Madras 375 Chennai

Madras by day, by night and by song

In the songs of 'Kadhalikka Neramillai', director V. Sridhar attempted to depict Madras as a progressive place: where couples sang duets on the Marina

In the songs of 'Kadhalikka Neramillai', director V. Sridhar attempted to depict Madras as a progressive place: where couples sang duets on the Marina  

more-in

One of the first film songs on Madras city portrayed it as a city of vices. Many themes have emerged since, showing on screen the varied hues of the city, the latest being ‘The Madras Song’

For a long time in Tamil Nadu, cinema was the medium through which people of the State understood the people and the cultural life in Madras.

Two competing narratives of Madras were presented simultaneously in the movies: a city teeming with busy, but self-centred people, and a progressive city where the youth were liberated.

“There are not many songs that have Madras as their subject. But interestingly, Sivaji Ganesan’s statue on Beach Road stands exactly in the same place where the song, Nenjirukkum Engalukku, from Nenjirukkum Varai was shot,” says actor and film historian, Mohan Raman.

One of the first songs that tried to provide a commentary on life in Madras city was Madras Nalla Madras from the film, Anubavi Raja Anubavi (1967).

Looking lost in the city of vices, actor Nagesh, walking through a maze of cars, wondered why the city was full of injustice, houses were built like matchboxes and women dressed like men.

Years before its release, director V. Sridhar, had attempted to depict Madras — in the very first frame of Kadhalikka Neramillai — as a progressive place: where couples sang duets on the Marina.

In the years of liberalisation, Mani Ratnam introduced a certain nuance, presenting a sophisticated part of Madras, while Selvaraghavan, much later, showcased its dark underbelly.

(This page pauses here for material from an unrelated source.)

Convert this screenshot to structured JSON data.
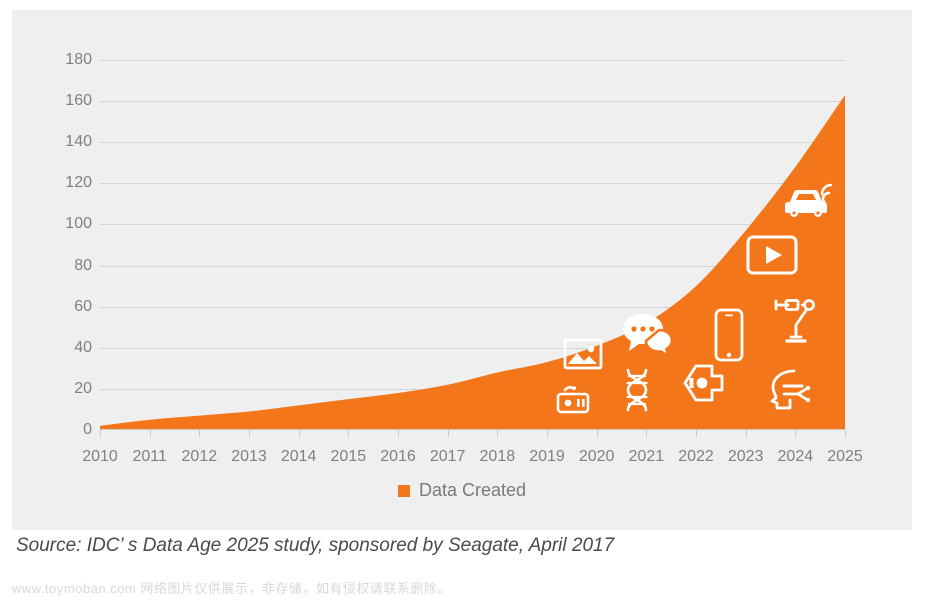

Today, however, a number of themes have emerged about the city.

As if to change the notion that the city is conservative when compared to other metropolises, the Chennai version of American singer Pharrell Williams’ song, ‘Happy’, captured a new Chennai — one whose people are young and modern, dancing through densely populated neighbourhoods such as Adyar, Anna Nagar and Nungambakkam.

As if to suggest a few exciting options for those who think the city has very little to offer, ‘The Madras Song’, presented by Murugappa Group, in association with The Hindu, which has gone viral on social media, features a stranger coming to the city and exploring its food, the many people, Kanjeevaram sarees, the music and art, and so on.

It has convinced even those from the city that there is so much more to see than just Marina beach and Mylapore.

This list is by no means exhaustive. Madras and Chennai continue to be the darling of filmmakers and its residents alike, and there are references galore to this beautiful, crowded city by the beach.

Why you should pay for quality journalism - Click to know more

Recommended for you
This article is closed for comments.
Please Email the Editor

Printable version | Jan 23, 2020 10:13:34 AM | https://www.thehindu.com/news/cities/chennai/madras-375-madras-by-day-by-night-and-by-song/article6332571.ece

Next Story